Search the records for the word "SPINS" and pick out every line that has it.
————————
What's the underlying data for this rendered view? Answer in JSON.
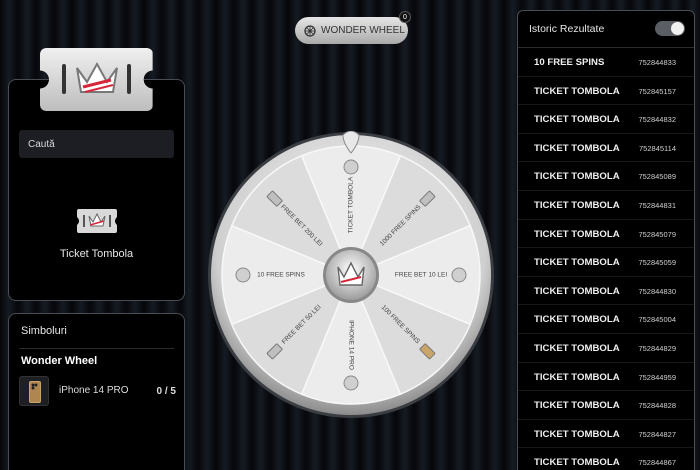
{
  "search": {
    "placeholder": "Caută"
  },
  "selected_item": {
    "label": "Ticket Tombola"
  },
  "symbols": {
    "title": "Simboluri",
    "wheel_name": "Wonder Wheel",
    "prizes": [
      {
        "name": "iPhone 14 PRO",
        "count": "0 / 5"
      }
    ]
  },
  "wheel_button": {
    "label": "WONDER WHEEL",
    "badge": "0"
  },
  "wheel": {
    "segments": [
      "TICKET TOMBOLA",
      "1000 FREE SPINS",
      "FREE BET 10 LEI",
      "100 FREE SPINS",
      "IPHONE 14 PRO",
      "FREE BET 50 LEI",
      "10 FREE SPINS",
      "FREE BET 200 LEI"
    ]
  },
  "history": {
    "title": "Istoric Rezultate",
    "rows": [
      {
        "label": "10 FREE SPINS",
        "id": "752844833"
      },
      {
        "label": "TICKET TOMBOLA",
        "id": "752845157"
      },
      {
        "label": "TICKET TOMBOLA",
        "id": "752844832"
      },
      {
        "label": "TICKET TOMBOLA",
        "id": "752845114"
      },
      {
        "label": "TICKET TOMBOLA",
        "id": "752845089"
      },
      {
        "label": "TICKET TOMBOLA",
        "id": "752844831"
      },
      {
        "label": "TICKET TOMBOLA",
        "id": "752845079"
      },
      {
        "label": "TICKET TOMBOLA",
        "id": "752845059"
      },
      {
        "label": "TICKET TOMBOLA",
        "id": "752844830"
      },
      {
        "label": "TICKET TOMBOLA",
        "id": "752845004"
      },
      {
        "label": "TICKET TOMBOLA",
        "id": "752844829"
      },
      {
        "label": "TICKET TOMBOLA",
        "id": "752844959"
      },
      {
        "label": "TICKET TOMBOLA",
        "id": "752844828"
      },
      {
        "label": "TICKET TOMBOLA",
        "id": "752844827"
      },
      {
        "label": "TICKET TOMBOLA",
        "id": "752844867"
      }
    ]
  }
}
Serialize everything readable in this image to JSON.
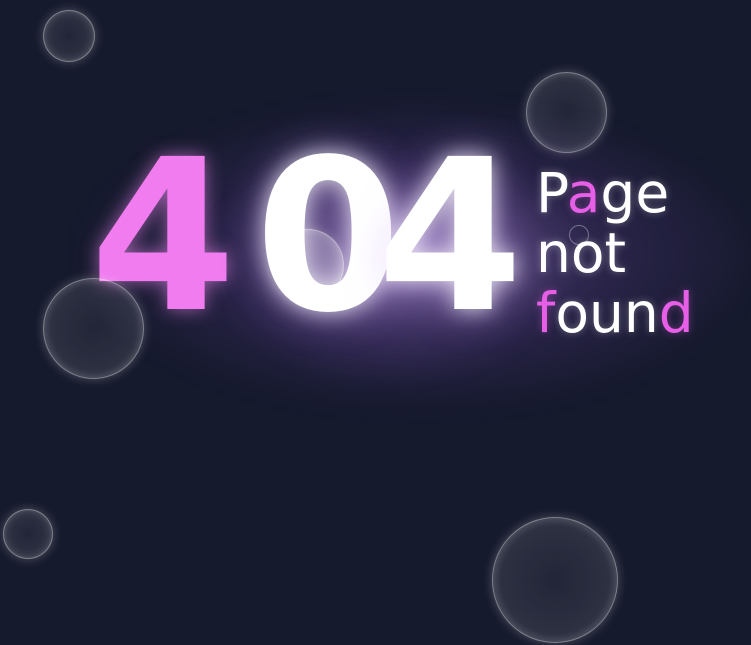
{
  "error_code": {
    "digits": [
      "4",
      "0",
      "4"
    ]
  },
  "message": {
    "line1": {
      "pre": "P",
      "accent": "a",
      "post": "ge"
    },
    "line2": {
      "pre": "not",
      "accent": "",
      "post": ""
    },
    "line3": {
      "pre": "foun",
      "accent": "d",
      "post": ""
    }
  },
  "colors": {
    "background": "#161a2d",
    "accent_pink": "#f07cf0",
    "text_white": "#ffffff"
  }
}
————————
> _Task result_
      "1000 FREE SPINS",
      "100 FREE SPINS",
      "10 FREE SPINS",
        "label": "10 FREE SPINS",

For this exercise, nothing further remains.